== DATA SHOWN

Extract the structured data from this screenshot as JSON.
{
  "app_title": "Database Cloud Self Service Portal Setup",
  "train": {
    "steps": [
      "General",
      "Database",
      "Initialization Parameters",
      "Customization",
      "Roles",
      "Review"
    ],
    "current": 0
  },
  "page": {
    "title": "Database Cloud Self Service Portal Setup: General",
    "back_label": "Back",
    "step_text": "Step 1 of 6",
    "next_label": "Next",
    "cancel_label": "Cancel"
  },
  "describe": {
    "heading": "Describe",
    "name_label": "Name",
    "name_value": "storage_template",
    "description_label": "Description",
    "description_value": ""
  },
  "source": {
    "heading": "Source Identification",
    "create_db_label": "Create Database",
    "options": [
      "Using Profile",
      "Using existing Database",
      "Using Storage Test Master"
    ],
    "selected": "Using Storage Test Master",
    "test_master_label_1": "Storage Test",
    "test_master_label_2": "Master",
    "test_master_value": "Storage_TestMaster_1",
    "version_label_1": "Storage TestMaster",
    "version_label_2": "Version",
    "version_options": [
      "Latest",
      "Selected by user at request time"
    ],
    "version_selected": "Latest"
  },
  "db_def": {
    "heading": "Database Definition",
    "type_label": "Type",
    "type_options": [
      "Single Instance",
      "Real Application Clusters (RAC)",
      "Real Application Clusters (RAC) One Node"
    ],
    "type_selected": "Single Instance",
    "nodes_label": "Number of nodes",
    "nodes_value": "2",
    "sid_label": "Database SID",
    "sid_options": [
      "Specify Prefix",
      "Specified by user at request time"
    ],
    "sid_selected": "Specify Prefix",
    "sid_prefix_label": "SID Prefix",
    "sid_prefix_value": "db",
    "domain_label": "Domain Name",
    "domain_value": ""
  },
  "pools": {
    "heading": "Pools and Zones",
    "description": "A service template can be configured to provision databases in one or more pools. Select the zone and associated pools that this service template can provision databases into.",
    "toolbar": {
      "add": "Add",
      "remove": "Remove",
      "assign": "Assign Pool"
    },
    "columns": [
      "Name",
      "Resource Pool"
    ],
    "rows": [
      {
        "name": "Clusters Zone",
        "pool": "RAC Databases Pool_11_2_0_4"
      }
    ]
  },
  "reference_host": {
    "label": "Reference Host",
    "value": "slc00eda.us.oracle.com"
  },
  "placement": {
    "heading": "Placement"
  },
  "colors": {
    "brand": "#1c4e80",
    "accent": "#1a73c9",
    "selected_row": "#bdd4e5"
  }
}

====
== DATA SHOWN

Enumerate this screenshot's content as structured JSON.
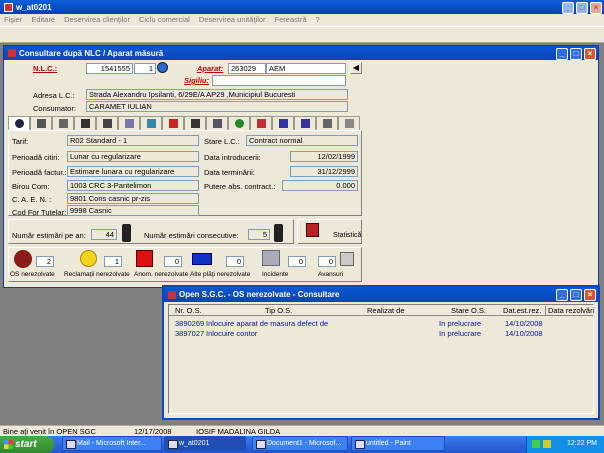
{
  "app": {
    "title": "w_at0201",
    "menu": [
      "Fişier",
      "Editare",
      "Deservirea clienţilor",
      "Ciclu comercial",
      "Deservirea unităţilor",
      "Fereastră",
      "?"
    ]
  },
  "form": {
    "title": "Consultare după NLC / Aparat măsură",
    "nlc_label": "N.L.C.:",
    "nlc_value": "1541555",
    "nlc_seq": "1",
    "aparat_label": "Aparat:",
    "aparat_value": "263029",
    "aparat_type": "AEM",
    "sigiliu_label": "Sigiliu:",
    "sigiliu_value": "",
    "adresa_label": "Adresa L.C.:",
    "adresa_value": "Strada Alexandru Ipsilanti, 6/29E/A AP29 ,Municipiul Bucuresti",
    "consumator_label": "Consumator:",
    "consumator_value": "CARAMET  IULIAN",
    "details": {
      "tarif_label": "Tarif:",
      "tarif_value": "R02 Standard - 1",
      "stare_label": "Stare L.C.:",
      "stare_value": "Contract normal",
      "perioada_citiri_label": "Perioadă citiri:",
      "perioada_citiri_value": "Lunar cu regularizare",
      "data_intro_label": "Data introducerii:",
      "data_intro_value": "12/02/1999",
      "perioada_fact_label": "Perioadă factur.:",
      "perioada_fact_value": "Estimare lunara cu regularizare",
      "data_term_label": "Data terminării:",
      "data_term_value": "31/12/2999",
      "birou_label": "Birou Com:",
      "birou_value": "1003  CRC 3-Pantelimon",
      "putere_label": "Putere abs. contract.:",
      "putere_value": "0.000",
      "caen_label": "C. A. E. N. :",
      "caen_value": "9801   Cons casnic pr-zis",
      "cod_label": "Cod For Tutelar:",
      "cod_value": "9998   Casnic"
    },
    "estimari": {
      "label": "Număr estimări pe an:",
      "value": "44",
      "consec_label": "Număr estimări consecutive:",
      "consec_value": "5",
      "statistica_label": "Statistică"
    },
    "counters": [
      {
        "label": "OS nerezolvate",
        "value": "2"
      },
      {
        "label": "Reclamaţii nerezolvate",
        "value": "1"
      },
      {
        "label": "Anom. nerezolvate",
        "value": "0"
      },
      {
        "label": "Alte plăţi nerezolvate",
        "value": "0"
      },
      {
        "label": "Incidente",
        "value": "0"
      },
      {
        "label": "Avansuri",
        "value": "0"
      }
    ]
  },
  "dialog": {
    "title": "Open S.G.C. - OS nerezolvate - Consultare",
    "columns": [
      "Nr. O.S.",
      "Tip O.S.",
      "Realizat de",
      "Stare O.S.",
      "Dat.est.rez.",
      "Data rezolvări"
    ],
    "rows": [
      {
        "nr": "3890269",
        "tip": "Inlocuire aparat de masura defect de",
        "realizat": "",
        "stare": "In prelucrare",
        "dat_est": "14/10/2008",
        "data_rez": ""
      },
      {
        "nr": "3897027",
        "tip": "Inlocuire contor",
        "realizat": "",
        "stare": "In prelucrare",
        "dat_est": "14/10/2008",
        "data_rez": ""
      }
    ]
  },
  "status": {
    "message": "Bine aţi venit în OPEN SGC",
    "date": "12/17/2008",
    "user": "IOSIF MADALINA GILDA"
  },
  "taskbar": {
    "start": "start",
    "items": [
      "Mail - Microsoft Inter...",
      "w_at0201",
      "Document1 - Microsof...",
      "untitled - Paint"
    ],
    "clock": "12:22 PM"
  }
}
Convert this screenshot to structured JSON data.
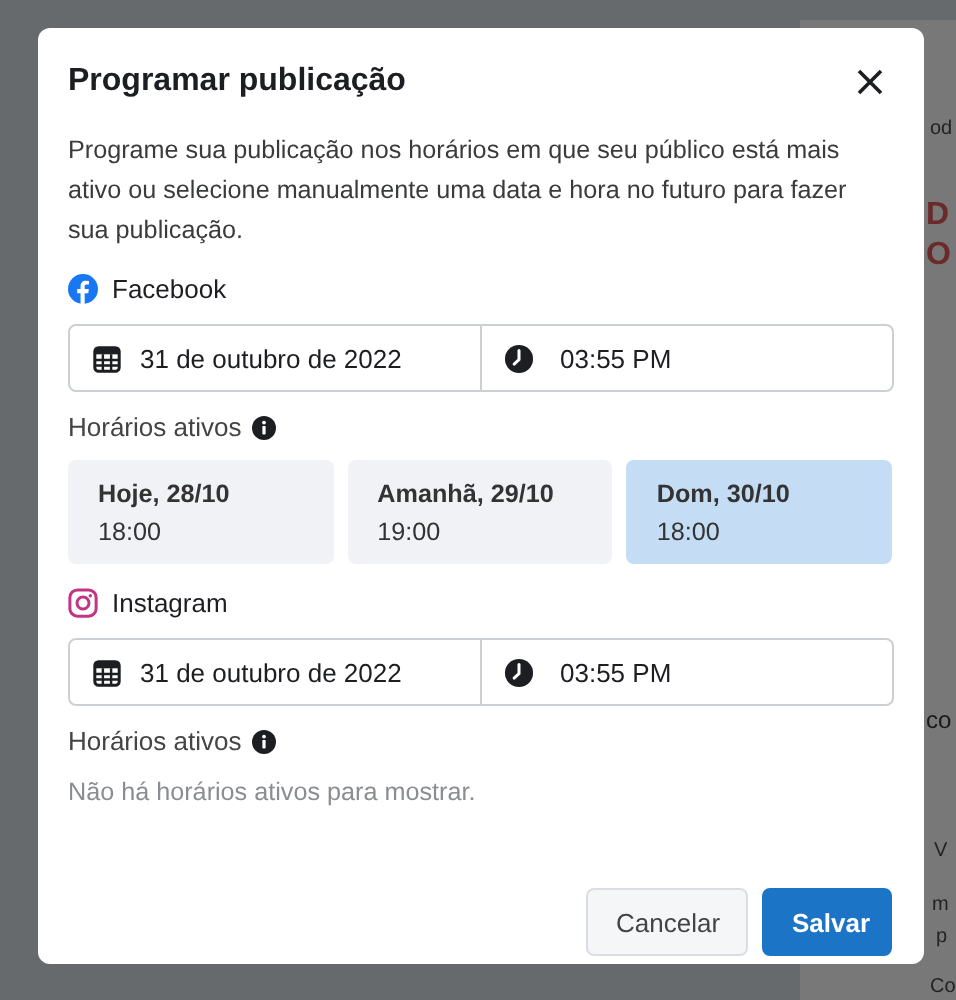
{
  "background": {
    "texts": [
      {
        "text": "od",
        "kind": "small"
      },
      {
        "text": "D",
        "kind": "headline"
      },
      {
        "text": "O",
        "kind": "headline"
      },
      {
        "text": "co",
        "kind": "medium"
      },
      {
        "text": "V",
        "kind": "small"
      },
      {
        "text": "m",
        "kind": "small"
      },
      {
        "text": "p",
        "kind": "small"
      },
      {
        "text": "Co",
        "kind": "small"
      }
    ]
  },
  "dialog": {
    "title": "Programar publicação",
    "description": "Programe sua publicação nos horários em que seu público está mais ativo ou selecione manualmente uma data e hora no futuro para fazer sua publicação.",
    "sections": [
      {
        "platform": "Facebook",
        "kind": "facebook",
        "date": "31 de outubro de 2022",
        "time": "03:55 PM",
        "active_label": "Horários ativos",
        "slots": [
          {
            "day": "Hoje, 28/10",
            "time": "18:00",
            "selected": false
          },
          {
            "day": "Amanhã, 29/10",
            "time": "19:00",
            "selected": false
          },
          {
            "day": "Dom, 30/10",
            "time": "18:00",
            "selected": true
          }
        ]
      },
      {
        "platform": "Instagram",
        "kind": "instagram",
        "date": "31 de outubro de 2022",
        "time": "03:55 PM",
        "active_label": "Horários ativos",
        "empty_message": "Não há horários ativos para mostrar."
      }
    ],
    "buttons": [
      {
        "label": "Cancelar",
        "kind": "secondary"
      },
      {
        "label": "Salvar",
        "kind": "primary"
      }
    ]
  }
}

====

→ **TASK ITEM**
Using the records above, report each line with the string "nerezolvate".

→ **TASK ANSWER**
        "label": "OS nerezolvate",
        "label": "Reclamaţii nerezolvate",
        "label": "Anom. nerezolvate",
        "label": "Alte plăţi nerezolvate",
    "title": "Open S.G.C. - OS nerezolvate - Consultare",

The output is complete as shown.